Edmonds-based Cottage Community Bakery owner Conor O’Neill expressed via social media his gratitude for the dedication of his baking team and for customers who braved the weather to buy bread at the Saturday Perrinville neighborhood popup location.
“It was great to see so many of you and quite a few new faces of folks who were able to walk, from the surrounding neighborhoods,” O’Neill said. “In other news, Betsy, the Wheat Wagon, safely returned to The Cottage and is running smoothly and helped us make it through the snow.”
At Edmonds’ Salish Sea Brewing Company, owner Jeff Barnett woke up to find nearly 8 inches covering his canopies. “I had massive anxiety about this being caved in,” said Barnett. “It’s just weird that it snowed so heavy. We weren’t ready for the massive ‘snow apocalypse’ that hit us.”
Barnett said he managed to fortify the outdoor dining areas as best as he could, sweeping off the snow into the street. Then he got creative.
“We made snowmen out of it,” he said. “We had no other place to put the snow so we put in the garbage cans and made a wall of snowmen.”
Best Valentine’s Day gift ever: Friends pitched in at Mountlake Terrace’s Hemlock State Brewing when snow covered their outdoor dining area.
Owners posted thanks on Facebook: “Huge shoutout to our neighbors who brought shovels down to help dig out space for our outside seating. We’re so glad to be your neighbors.”
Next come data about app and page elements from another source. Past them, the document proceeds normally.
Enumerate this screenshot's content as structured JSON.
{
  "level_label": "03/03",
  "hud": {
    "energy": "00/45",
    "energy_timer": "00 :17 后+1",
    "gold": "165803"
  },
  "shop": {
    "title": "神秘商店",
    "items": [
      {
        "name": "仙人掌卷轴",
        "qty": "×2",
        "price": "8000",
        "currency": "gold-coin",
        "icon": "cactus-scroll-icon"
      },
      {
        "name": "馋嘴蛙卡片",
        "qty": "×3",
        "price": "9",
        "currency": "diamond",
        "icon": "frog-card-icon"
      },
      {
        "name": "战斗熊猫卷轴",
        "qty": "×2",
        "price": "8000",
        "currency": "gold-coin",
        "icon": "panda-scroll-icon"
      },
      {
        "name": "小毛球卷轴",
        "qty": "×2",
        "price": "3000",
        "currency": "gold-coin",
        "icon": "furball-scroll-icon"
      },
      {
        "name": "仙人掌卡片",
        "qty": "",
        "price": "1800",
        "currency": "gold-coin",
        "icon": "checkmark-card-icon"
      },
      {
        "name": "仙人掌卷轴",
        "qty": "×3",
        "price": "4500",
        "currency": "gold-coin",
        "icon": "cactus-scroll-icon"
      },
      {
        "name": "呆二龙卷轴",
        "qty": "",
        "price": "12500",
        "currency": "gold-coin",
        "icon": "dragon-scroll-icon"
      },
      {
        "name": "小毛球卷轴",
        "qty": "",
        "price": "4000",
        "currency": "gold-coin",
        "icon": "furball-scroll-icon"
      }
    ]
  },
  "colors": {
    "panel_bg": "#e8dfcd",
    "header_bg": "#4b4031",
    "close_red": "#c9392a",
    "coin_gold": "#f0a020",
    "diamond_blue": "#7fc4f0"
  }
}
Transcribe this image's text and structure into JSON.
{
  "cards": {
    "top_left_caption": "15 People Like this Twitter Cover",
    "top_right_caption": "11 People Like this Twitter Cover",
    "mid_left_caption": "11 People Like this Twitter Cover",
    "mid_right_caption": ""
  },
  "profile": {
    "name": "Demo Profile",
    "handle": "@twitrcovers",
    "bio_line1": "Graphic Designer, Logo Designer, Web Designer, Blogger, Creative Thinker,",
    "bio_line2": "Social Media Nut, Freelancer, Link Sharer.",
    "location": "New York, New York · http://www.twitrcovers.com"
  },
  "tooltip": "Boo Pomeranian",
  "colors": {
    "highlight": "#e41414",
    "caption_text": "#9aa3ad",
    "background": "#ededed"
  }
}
Speaking of neighbors: Friday night, Feb. 19, Edmonds business Yummy Box is back at the Hemlock State Brewing curb from 4-7 p.m. They serve up a delicious menu of Asian fusion street foods that pair well with beer, say Hemlock Brewery folks, who’ve scheduled regular visits from several local food trucks
Look for a Restaurant News review on Yummy Box next week… here’s a preview:
— By Kathy Passage
A specialty gourmet food broker for over 30 years, Kathy Passage has in-depth knowledge on food and the special qualities of ingredients used in the exquisite products she helped bring to market. Kathy brings this unique perspective from the “other side of the plate” to writing about the food and restaurant scene in Edmonds, Lynnwood and Mountlake Terrace.